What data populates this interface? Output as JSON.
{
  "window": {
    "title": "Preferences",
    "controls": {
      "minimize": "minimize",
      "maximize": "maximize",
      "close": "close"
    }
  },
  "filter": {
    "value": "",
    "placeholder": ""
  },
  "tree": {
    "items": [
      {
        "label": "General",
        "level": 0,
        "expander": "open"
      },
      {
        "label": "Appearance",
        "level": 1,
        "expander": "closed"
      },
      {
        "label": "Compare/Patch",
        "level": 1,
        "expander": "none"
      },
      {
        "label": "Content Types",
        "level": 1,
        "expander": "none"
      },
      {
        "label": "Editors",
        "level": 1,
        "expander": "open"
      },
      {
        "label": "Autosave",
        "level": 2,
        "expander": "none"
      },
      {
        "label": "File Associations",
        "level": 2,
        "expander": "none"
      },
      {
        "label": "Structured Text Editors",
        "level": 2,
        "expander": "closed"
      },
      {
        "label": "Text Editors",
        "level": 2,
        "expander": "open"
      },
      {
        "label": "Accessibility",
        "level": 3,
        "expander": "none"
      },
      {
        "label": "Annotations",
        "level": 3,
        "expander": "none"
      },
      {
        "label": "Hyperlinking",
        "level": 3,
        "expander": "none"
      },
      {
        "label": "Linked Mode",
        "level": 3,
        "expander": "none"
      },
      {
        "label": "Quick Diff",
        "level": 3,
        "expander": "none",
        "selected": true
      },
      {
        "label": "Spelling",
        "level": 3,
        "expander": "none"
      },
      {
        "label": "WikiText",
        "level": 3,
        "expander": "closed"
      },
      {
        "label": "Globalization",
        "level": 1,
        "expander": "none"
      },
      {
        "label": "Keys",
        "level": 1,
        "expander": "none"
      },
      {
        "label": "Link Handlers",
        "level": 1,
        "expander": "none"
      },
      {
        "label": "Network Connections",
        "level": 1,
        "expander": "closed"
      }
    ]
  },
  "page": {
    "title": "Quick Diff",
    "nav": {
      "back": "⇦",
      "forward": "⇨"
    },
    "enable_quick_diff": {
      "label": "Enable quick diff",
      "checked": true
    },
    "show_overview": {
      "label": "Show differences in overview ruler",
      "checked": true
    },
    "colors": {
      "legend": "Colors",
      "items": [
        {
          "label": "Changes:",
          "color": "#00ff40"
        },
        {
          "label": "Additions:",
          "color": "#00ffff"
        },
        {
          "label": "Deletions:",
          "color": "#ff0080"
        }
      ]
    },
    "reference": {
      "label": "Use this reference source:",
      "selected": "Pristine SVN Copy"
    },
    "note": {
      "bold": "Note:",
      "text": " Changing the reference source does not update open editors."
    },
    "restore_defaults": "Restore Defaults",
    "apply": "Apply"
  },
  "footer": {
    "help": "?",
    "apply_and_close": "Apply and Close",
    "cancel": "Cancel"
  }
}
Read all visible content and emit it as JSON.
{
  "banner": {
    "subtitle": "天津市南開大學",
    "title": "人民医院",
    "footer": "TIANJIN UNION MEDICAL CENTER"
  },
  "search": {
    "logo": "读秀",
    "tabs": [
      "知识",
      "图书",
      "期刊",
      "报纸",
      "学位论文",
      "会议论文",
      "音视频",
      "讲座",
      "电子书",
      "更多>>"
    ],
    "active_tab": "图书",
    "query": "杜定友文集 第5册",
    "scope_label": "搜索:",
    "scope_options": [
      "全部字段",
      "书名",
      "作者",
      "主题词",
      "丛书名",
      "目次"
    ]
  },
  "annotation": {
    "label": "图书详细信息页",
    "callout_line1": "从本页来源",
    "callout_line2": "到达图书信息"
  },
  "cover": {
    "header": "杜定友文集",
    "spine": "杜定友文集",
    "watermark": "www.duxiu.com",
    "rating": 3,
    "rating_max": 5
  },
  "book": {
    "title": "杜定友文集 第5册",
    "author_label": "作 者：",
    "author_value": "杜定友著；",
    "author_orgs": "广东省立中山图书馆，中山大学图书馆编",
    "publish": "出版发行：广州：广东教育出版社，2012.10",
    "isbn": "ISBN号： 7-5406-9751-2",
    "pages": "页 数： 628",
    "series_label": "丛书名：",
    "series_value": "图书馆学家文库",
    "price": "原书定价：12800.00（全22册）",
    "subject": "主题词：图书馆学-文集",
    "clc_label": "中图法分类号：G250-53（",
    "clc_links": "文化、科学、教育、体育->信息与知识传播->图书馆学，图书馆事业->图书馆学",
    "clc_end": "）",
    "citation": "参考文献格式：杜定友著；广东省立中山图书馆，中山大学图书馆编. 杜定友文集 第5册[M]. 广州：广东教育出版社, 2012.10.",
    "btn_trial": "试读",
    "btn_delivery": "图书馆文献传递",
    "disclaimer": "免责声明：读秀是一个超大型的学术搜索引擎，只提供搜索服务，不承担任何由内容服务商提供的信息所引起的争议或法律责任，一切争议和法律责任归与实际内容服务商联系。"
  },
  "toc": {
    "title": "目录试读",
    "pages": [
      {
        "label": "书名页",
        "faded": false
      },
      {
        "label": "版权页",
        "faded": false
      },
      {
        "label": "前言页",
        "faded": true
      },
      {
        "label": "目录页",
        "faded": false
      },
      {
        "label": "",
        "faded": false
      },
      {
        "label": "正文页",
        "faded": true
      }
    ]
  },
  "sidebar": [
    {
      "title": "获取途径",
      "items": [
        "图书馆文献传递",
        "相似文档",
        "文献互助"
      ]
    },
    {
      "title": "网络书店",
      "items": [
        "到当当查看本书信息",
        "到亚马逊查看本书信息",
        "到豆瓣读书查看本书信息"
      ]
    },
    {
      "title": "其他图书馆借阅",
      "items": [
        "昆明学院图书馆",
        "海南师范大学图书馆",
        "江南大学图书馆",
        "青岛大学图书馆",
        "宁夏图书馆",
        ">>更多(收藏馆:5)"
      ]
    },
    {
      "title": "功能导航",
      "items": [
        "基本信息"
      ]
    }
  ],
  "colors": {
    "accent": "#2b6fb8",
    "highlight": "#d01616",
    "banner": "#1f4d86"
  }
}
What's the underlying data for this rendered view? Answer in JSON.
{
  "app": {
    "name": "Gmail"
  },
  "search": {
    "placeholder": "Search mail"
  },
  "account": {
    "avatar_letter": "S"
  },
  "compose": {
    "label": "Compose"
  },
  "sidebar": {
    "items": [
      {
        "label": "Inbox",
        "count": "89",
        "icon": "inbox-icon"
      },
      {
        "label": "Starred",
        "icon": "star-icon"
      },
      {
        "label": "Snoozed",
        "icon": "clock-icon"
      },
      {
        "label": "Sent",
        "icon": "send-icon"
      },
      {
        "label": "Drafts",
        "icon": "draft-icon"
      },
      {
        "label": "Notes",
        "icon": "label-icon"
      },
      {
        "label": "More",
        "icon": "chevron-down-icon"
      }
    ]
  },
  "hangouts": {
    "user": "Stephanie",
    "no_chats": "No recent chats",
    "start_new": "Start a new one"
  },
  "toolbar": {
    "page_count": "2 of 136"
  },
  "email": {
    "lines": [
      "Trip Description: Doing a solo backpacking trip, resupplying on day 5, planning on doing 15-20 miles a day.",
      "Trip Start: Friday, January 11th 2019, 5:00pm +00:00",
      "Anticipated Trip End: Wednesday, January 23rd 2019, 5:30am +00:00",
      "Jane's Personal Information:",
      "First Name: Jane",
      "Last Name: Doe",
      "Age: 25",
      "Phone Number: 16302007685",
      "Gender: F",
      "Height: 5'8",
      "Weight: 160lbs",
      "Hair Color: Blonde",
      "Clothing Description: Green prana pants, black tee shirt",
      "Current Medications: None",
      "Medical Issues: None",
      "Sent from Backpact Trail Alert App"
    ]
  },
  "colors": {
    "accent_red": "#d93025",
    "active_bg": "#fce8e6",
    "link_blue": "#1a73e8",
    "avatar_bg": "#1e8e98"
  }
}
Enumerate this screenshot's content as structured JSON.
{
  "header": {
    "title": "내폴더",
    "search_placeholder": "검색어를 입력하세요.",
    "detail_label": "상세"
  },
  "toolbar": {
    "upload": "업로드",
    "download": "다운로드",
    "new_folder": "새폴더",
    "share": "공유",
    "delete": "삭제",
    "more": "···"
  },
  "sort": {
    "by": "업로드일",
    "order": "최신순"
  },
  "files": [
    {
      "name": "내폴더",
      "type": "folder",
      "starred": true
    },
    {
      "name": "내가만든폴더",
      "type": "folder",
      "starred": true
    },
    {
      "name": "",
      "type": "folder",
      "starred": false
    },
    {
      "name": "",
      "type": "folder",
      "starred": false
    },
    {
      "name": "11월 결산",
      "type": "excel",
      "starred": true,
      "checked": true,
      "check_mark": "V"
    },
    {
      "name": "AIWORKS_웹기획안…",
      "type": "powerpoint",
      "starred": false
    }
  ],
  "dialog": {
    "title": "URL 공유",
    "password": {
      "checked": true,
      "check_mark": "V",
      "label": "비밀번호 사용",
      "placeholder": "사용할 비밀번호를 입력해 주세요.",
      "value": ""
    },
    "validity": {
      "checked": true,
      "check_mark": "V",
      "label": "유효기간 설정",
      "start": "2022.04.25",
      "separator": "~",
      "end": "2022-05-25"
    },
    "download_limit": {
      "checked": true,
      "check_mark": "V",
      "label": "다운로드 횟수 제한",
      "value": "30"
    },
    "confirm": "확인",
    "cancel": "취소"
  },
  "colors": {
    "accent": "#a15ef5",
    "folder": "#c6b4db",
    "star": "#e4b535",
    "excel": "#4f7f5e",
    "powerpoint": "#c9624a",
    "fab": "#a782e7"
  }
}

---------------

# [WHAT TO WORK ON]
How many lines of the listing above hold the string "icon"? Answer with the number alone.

# [RESULT OF THE EXERCISE]
7